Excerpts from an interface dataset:
______
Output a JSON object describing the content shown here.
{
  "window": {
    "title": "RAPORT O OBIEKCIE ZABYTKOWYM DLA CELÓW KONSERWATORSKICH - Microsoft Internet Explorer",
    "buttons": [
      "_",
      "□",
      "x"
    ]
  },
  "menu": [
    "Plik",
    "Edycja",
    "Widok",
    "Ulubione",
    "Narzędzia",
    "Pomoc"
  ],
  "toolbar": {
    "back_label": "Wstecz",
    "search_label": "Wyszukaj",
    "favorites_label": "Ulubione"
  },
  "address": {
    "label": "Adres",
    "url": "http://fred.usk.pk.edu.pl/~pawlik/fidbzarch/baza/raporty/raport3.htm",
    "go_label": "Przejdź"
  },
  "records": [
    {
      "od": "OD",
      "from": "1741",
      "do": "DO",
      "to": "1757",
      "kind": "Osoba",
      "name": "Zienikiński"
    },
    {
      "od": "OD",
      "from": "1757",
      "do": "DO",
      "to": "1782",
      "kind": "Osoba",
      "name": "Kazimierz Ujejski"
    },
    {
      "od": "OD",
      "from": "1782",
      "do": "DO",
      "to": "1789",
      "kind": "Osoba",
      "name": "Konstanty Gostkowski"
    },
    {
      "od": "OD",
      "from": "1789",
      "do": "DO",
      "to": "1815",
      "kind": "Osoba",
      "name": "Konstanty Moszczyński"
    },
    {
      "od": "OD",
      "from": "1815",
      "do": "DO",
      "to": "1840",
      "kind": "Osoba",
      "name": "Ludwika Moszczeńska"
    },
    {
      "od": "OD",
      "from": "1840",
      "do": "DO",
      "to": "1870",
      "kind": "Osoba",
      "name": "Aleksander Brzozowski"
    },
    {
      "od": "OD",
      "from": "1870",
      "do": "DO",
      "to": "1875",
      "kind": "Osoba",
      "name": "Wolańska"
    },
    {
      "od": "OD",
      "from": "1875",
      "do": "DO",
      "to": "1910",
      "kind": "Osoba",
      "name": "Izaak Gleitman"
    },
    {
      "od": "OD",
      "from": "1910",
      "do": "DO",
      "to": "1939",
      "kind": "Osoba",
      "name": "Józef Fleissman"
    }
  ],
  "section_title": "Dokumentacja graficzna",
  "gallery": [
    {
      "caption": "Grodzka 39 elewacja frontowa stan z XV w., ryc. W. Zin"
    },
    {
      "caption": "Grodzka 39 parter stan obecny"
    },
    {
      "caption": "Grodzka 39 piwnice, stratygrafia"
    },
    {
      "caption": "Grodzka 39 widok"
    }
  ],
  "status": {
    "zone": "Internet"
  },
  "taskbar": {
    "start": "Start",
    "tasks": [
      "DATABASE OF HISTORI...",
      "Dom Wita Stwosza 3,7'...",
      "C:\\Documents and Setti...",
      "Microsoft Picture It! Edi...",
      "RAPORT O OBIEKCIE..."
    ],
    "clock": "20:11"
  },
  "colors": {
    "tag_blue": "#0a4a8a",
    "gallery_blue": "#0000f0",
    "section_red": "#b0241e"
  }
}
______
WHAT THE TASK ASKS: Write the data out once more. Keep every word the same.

YOUR RESPONSE:
Output a JSON object describing the content shown here.
{
  "window": {
    "title": "RAPORT O OBIEKCIE ZABYTKOWYM DLA CELÓW KONSERWATORSKICH - Microsoft Internet Explorer",
    "buttons": [
      "_",
      "□",
      "x"
    ]
  },
  "menu": [
    "Plik",
    "Edycja",
    "Widok",
    "Ulubione",
    "Narzędzia",
    "Pomoc"
  ],
  "toolbar": {
    "back_label": "Wstecz",
    "search_label": "Wyszukaj",
    "favorites_label": "Ulubione"
  },
  "address": {
    "label": "Adres",
    "url": "http://fred.usk.pk.edu.pl/~pawlik/fidbzarch/baza/raporty/raport3.htm",
    "go_label": "Przejdź"
  },
  "records": [
    {
      "od": "OD",
      "from": "1741",
      "do": "DO",
      "to": "1757",
      "kind": "Osoba",
      "name": "Zienikiński"
    },
    {
      "od": "OD",
      "from": "1757",
      "do": "DO",
      "to": "1782",
      "kind": "Osoba",
      "name": "Kazimierz Ujejski"
    },
    {
      "od": "OD",
      "from": "1782",
      "do": "DO",
      "to": "1789",
      "kind": "Osoba",
      "name": "Konstanty Gostkowski"
    },
    {
      "od": "OD",
      "from": "1789",
      "do": "DO",
      "to": "1815",
      "kind": "Osoba",
      "name": "Konstanty Moszczyński"
    },
    {
      "od": "OD",
      "from": "1815",
      "do": "DO",
      "to": "1840",
      "kind": "Osoba",
      "name": "Ludwika Moszczeńska"
    },
    {
      "od": "OD",
      "from": "1840",
      "do": "DO",
      "to": "1870",
      "kind": "Osoba",
      "name": "Aleksander Brzozowski"
    },
    {
      "od": "OD",
      "from": "1870",
      "do": "DO",
      "to": "1875",
      "kind": "Osoba",
      "name": "Wolańska"
    },
    {
      "od": "OD",
      "from": "1875",
      "do": "DO",
      "to": "1910",
      "kind": "Osoba",
      "name": "Izaak Gleitman"
    },
    {
      "od": "OD",
      "from": "1910",
      "do": "DO",
      "to": "1939",
      "kind": "Osoba",
      "name": "Józef Fleissman"
    }
  ],
  "section_title": "Dokumentacja graficzna",
  "gallery": [
    {
      "caption": "Grodzka 39 elewacja frontowa stan z XV w., ryc. W. Zin"
    },
    {
      "caption": "Grodzka 39 parter stan obecny"
    },
    {
      "caption": "Grodzka 39 piwnice, stratygrafia"
    },
    {
      "caption": "Grodzka 39 widok"
    }
  ],
  "status": {
    "zone": "Internet"
  },
  "taskbar": {
    "start": "Start",
    "tasks": [
      "DATABASE OF HISTORI...",
      "Dom Wita Stwosza 3,7'...",
      "C:\\Documents and Setti...",
      "Microsoft Picture It! Edi...",
      "RAPORT O OBIEKCIE..."
    ],
    "clock": "20:11"
  },
  "colors": {
    "tag_blue": "#0a4a8a",
    "gallery_blue": "#0000f0",
    "section_red": "#b0241e"
  }
}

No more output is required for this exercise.